◆ What the task asks: Every line of the listing that follows must be written out unchanged.

◆ Data extracts:
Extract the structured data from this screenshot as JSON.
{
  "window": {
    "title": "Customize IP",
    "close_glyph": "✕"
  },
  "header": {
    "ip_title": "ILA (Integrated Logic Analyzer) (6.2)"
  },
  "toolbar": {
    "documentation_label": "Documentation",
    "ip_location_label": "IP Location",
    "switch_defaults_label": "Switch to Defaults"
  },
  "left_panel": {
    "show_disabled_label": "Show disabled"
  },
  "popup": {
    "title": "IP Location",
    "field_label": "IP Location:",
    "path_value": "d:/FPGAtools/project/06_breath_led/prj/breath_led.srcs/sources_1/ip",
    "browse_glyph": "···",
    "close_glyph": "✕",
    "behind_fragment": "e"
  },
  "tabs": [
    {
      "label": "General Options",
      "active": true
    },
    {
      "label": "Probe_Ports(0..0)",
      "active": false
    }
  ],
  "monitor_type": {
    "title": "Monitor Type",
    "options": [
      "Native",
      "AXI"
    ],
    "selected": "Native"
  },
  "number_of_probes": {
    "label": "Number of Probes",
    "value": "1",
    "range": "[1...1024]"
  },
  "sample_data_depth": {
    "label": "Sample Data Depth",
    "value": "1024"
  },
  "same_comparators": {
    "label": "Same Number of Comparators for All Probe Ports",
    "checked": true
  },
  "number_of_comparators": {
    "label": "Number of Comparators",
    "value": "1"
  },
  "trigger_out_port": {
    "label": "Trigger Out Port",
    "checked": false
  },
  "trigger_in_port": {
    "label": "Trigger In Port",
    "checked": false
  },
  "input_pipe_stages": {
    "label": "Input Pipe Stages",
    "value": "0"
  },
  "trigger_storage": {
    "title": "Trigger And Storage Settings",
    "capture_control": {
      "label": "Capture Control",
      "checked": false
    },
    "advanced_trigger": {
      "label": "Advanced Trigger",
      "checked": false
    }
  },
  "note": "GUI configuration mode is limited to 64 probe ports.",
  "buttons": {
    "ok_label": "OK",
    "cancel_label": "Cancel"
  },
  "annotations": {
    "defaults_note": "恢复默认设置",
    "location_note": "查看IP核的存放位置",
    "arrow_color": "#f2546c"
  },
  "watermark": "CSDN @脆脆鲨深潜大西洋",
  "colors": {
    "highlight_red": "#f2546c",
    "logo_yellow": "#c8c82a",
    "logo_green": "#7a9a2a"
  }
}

◆ Task result:
Extract the structured data from this screenshot as JSON.
{
  "window": {
    "title": "Customize IP",
    "close_glyph": "✕"
  },
  "header": {
    "ip_title": "ILA (Integrated Logic Analyzer) (6.2)"
  },
  "toolbar": {
    "documentation_label": "Documentation",
    "ip_location_label": "IP Location",
    "switch_defaults_label": "Switch to Defaults"
  },
  "left_panel": {
    "show_disabled_label": "Show disabled"
  },
  "popup": {
    "title": "IP Location",
    "field_label": "IP Location:",
    "path_value": "d:/FPGAtools/project/06_breath_led/prj/breath_led.srcs/sources_1/ip",
    "browse_glyph": "···",
    "close_glyph": "✕",
    "behind_fragment": "e"
  },
  "tabs": [
    {
      "label": "General Options",
      "active": true
    },
    {
      "label": "Probe_Ports(0..0)",
      "active": false
    }
  ],
  "monitor_type": {
    "title": "Monitor Type",
    "options": [
      "Native",
      "AXI"
    ],
    "selected": "Native"
  },
  "number_of_probes": {
    "label": "Number of Probes",
    "value": "1",
    "range": "[1...1024]"
  },
  "sample_data_depth": {
    "label": "Sample Data Depth",
    "value": "1024"
  },
  "same_comparators": {
    "label": "Same Number of Comparators for All Probe Ports",
    "checked": true
  },
  "number_of_comparators": {
    "label": "Number of Comparators",
    "value": "1"
  },
  "trigger_out_port": {
    "label": "Trigger Out Port",
    "checked": false
  },
  "trigger_in_port": {
    "label": "Trigger In Port",
    "checked": false
  },
  "input_pipe_stages": {
    "label": "Input Pipe Stages",
    "value": "0"
  },
  "trigger_storage": {
    "title": "Trigger And Storage Settings",
    "capture_control": {
      "label": "Capture Control",
      "checked": false
    },
    "advanced_trigger": {
      "label": "Advanced Trigger",
      "checked": false
    }
  },
  "note": "GUI configuration mode is limited to 64 probe ports.",
  "buttons": {
    "ok_label": "OK",
    "cancel_label": "Cancel"
  },
  "annotations": {
    "defaults_note": "恢复默认设置",
    "location_note": "查看IP核的存放位置",
    "arrow_color": "#f2546c"
  },
  "watermark": "CSDN @脆脆鲨深潜大西洋",
  "colors": {
    "highlight_red": "#f2546c",
    "logo_yellow": "#c8c82a",
    "logo_green": "#7a9a2a"
  }
}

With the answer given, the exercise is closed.